The Leaguers are way out of their depth. Having fought battle upon battle against Barbatos only to lose, debilitating their spirits, Wonder Woman manages to rescue Superman allowing him to witness the dark infested world. It is no big surprise that Superman decides to take the battle to Gotham, which may not have been the best idea. Still, if you have been following the one-shot books, you will not be surprised how he is again rescued. From there its “exposition explanation time” as the group regroups in an alternative pocket dimension with Kendra, Mister Terrific, Doctor Fate and the Plastic Man egg along with the Gotham resistance.
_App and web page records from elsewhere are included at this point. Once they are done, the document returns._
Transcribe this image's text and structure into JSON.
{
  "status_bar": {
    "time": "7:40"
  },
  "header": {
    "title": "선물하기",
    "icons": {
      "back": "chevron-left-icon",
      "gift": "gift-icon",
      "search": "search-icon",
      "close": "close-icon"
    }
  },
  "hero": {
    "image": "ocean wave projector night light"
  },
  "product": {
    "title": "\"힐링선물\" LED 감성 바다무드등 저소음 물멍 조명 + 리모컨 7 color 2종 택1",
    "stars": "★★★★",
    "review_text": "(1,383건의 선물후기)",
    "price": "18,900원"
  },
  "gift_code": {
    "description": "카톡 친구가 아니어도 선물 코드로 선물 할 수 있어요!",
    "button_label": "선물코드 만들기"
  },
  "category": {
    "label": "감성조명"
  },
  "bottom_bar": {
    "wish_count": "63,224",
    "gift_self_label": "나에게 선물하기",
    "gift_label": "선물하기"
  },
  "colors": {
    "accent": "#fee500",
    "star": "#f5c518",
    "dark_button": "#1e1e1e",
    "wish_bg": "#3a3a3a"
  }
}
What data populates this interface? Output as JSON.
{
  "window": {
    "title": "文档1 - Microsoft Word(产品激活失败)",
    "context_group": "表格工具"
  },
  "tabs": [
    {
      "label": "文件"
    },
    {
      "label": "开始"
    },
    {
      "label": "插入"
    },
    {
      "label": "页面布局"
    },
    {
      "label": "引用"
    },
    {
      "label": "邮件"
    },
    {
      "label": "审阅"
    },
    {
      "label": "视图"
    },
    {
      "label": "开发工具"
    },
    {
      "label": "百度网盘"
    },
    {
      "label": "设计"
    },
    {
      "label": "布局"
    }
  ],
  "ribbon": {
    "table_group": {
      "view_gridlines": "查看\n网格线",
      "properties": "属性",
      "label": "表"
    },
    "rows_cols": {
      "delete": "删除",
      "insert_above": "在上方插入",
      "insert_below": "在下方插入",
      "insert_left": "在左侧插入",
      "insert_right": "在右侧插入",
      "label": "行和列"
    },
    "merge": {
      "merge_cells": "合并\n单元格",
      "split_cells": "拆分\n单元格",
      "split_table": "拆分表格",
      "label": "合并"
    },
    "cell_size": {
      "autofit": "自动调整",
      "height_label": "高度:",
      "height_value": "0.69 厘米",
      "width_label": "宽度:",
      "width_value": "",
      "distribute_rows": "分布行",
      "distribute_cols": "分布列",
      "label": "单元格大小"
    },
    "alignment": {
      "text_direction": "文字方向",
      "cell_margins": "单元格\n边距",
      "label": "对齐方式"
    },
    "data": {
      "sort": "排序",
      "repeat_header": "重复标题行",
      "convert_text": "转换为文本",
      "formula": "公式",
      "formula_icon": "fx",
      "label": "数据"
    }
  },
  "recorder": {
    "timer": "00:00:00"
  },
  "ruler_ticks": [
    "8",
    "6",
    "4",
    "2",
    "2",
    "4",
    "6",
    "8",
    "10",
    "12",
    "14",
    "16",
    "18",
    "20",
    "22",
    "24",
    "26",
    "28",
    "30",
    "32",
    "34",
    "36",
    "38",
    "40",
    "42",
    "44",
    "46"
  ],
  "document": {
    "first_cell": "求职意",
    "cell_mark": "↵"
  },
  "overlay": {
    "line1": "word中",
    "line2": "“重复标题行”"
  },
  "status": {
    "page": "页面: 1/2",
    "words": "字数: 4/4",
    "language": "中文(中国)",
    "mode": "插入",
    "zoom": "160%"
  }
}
It is from here that the question of faith starts to germinate, with Superman firmly believing in Bruce setting up the next course of action for the last remaining heroes of Earth.
Scott Snyder’s writing is as wordy as ever, But somehow, it is exactly what this event needs. The first two issues were effectively setup; if you include the preludes we have had four such issues. The tie-in’s act as battles in a war, with the one-shots being origins of the dark Batman / pick-a-hero creations of the dark multiverse. This then leaves the main book to focus on the main thrust of the story. This issue acts as the start of the transition, where the heroes start their fight back. Snyder shows some great nuance in this book, including a Batman ’66 nod.
For all the pomp and circumstances in the book, it was a panel with Superman and Robin that showed how great Snyder can be and also how much I miss a true Batman and Robin book. With that said, there is still curious happenstances; Deathstroke appearing being the main culprit. I have gone back and looked for the corresponding tie-in and haven’t managed to find it yet. Its one thing using the same method for getting the heroes together, but to just assume that the reader will just know how he got there somehow discredits the rest of the tie-in setups.
Greg Capullo seems to be having fun, at least in the opening act of this book. The concert is a well choreographed piece that brings smiles to a story that has been sorely lacking some fun. That however doesn’t last long before we are back in the dark upon dark nightmare world. To me, this story caters to a Capullo that is recognisable from his Spawn days. That’s not a bad thing; there are loads of people who love that book. I also think, that through this book we get to see how Capullo’s art has changed. There are some solid action pieces, demon and more demons and the talking piece that he will have developed during his New 52 in on Batman, resisting the urge to make everything action orientated. Camera angles and panel design show a true appreciation of what his writing foil in Snyder, is trying to achieve. The colors provided by FCB Plascencia are perfect, from the terrible dark cities to the tavern, everything works. Also on top form is letterer Steve Wands who has a lot to contend with various voices throughout.
This issue is something of a return to form, after the debacle that is Batmanium. It seems that all of us, not just Superman, needs to have faith. This issue may well be that start of having that faith repaid.
Writing – 4 Stars
Art – 4 Stars
Colors – 5 Stars
Letters – 5 Stars
Written by; Scott Snyder
Art by; Greg Capullo with Jonathan Glapion
Colors by; FCB Plascencia
Letters by; Steve Wands
Published by; DC Comics